==== PROVIDED DATA

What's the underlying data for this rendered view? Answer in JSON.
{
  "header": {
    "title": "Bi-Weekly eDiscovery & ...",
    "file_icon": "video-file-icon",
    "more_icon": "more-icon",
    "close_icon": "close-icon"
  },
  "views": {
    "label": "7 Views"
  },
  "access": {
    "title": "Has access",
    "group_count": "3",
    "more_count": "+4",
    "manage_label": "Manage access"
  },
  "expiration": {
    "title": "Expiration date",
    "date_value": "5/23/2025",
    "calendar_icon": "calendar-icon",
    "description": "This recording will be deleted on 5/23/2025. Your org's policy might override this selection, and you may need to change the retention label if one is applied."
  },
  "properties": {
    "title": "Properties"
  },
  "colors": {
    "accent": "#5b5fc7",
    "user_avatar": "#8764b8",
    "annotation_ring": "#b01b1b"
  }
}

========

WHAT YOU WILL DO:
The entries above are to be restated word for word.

REPLY:
What's the underlying data for this rendered view? Answer in JSON.
{
  "header": {
    "title": "Bi-Weekly eDiscovery & ...",
    "file_icon": "video-file-icon",
    "more_icon": "more-icon",
    "close_icon": "close-icon"
  },
  "views": {
    "label": "7 Views"
  },
  "access": {
    "title": "Has access",
    "group_count": "3",
    "more_count": "+4",
    "manage_label": "Manage access"
  },
  "expiration": {
    "title": "Expiration date",
    "date_value": "5/23/2025",
    "calendar_icon": "calendar-icon",
    "description": "This recording will be deleted on 5/23/2025. Your org's policy might override this selection, and you may need to change the retention label if one is applied."
  },
  "properties": {
    "title": "Properties"
  },
  "colors": {
    "accent": "#5b5fc7",
    "user_avatar": "#8764b8",
    "annotation_ring": "#b01b1b"
  }
}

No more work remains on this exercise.